‘As someone who attends the Society’s events whenever possible, I can happily say how much I appreciate meeting like-minded enthusiasts of literature. I delight in the range of monthly events organised by our committee, whether they are learned or light-hearted talks, visits or one of our lively social gatherings. The standard so often exceeds expectation. Visiting speakers never fail to impress on subjects as diverse as Blake and Tennyson, to the more contemporary Helene Hanff (of ’84 Charing Cross Road’ fame) and Dylan Thomas. Often I return home from meetings fired with enthusiasm for a new subject or a forgotten author, keen to read more widely. It has struck me, too, that there is a wealth of knowledge and experience across the membership which is shared and enjoyed by everyone. Without exaggeration, Society members are all such nice people and the monthly meetings and social activities ensure that time never drags.

The Society’s aim is to promote and organise literary and asscoiated events for the benefit of every member. It certainly achieves that, and more! And the modest fees are excellent value too. Since joining in 2004, I have widened my literary horizons and many members have become firm friends.

Barbara Stewart

Among those who put ‘reading’ at or near the top of their list of spare-time pursuits, there is a tendency (it should be put no more strongly than that) to self-sufficiency. Held up against the vivid narrative and intriguing characters of a novel, real life can appear pale and flat. In enjoying the imagination, the wisdom and the way with words of a sympathetic author, we can feel a good measure of personal fulfilment. Few of us, however, have tripped so far down the path to total literary immersion and solitariness that we would say, as Vladimir Nabokov did in the preface to the screenplay of ‘Lolita’: ‘(there is) nothing in the world that I loathe more than group activity.’
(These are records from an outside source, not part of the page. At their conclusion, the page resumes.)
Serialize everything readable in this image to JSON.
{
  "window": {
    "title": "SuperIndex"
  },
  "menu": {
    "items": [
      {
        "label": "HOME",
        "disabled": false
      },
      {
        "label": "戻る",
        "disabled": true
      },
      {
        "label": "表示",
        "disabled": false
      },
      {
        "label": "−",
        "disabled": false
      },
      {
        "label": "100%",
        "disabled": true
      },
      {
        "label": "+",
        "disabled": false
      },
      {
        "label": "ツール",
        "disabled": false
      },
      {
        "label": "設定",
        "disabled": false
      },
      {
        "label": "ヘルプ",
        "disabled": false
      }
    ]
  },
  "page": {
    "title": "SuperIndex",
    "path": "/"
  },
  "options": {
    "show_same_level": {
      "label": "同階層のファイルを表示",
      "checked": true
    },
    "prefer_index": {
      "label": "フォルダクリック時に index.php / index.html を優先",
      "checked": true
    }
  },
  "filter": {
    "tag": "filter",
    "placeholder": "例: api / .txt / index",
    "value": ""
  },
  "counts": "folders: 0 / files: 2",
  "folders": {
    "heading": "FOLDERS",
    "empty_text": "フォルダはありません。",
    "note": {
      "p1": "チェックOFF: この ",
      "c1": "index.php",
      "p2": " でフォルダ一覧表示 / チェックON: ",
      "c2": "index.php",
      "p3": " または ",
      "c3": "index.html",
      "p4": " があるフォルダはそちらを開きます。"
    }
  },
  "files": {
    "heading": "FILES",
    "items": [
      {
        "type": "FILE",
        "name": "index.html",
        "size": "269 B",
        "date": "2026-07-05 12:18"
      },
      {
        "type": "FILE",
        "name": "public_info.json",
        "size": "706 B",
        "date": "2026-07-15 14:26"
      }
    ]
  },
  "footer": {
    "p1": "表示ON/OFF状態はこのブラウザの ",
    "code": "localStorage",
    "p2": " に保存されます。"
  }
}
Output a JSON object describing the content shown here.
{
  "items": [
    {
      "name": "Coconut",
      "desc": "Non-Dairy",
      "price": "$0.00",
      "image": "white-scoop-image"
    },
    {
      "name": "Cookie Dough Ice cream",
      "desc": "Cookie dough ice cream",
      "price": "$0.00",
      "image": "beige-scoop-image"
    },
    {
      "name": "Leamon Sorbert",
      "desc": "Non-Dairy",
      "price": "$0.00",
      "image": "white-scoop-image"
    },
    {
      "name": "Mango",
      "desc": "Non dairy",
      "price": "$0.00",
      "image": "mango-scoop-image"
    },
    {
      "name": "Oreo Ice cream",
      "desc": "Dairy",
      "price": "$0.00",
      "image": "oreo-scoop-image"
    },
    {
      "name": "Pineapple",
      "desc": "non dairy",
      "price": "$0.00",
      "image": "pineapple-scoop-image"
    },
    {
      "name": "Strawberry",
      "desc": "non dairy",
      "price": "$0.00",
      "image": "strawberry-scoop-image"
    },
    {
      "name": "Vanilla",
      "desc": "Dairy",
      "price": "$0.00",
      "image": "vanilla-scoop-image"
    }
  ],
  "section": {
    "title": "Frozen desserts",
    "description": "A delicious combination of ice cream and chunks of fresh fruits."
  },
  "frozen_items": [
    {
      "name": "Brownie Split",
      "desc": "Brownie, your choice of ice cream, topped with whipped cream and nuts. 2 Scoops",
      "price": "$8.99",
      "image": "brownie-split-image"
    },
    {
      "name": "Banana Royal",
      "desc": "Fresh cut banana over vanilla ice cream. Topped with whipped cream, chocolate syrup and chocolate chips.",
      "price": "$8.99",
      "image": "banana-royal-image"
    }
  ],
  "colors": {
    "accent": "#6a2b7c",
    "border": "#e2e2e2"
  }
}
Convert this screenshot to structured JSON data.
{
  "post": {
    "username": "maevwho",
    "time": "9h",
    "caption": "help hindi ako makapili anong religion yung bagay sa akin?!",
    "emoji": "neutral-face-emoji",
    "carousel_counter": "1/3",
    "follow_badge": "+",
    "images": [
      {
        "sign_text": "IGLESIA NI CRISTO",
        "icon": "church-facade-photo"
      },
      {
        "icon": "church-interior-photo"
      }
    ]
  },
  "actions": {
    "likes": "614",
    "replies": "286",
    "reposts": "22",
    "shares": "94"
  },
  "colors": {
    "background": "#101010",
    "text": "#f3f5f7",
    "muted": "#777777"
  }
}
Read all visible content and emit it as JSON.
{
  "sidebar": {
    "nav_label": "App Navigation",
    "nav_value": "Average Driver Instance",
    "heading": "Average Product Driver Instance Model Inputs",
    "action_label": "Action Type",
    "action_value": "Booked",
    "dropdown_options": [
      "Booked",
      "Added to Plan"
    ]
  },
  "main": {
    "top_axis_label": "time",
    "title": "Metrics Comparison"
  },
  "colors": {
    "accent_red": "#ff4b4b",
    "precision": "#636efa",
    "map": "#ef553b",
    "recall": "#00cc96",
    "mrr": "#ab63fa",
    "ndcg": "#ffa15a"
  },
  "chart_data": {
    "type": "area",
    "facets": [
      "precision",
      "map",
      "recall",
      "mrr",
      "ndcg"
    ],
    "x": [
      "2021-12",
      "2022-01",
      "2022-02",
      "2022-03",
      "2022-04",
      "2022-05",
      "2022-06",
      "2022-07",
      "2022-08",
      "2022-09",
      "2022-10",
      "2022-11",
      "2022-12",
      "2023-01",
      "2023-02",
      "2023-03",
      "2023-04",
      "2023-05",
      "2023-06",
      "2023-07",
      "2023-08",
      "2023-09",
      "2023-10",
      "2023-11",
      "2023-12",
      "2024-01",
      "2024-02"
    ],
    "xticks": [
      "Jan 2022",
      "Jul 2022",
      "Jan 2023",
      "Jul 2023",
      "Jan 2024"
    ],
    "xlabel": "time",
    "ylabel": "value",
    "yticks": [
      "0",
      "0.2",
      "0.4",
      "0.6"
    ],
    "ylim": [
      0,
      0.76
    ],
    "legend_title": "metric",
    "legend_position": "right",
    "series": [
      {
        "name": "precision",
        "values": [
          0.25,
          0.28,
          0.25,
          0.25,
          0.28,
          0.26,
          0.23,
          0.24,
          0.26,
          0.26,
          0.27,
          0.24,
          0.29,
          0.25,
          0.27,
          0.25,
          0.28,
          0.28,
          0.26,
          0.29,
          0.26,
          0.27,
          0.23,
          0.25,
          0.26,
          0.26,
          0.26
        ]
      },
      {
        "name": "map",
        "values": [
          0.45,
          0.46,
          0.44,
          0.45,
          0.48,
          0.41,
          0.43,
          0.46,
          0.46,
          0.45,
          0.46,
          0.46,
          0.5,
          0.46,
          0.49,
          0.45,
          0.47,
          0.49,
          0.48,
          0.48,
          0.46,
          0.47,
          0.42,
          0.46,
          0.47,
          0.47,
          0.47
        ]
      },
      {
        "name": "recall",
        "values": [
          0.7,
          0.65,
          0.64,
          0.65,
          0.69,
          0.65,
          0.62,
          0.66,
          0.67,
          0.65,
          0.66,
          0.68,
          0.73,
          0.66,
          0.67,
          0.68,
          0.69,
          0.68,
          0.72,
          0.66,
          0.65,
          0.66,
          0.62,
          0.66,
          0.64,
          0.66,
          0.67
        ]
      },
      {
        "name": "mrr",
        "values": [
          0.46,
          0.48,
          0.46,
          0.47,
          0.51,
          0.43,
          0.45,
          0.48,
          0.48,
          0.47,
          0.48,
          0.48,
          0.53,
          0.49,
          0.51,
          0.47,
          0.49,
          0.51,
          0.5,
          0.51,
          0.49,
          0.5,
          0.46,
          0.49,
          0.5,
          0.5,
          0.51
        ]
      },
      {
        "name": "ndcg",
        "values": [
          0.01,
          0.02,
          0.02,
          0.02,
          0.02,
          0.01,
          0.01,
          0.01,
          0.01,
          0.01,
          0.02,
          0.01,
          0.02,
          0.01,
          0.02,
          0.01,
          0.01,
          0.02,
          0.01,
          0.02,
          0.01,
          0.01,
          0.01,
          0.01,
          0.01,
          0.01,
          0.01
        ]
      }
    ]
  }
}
So, whether you are agonizing over which English translation of ‘War and Peace’ you should read (and who could bear to spend all that time with the second-best translation?), or whether you are wondering how Alexander McCall Smith pulls out a plum every time he puts in his thumb, you should come along to the meetings of the Chichester Literary Society. You may not get the answer to your specific question; and yet, you may. What you surely will get, though, is a wide range of talks and visits and performances which you will enjoy in the company of other people with similar interests to yourself.

Mike Shardlow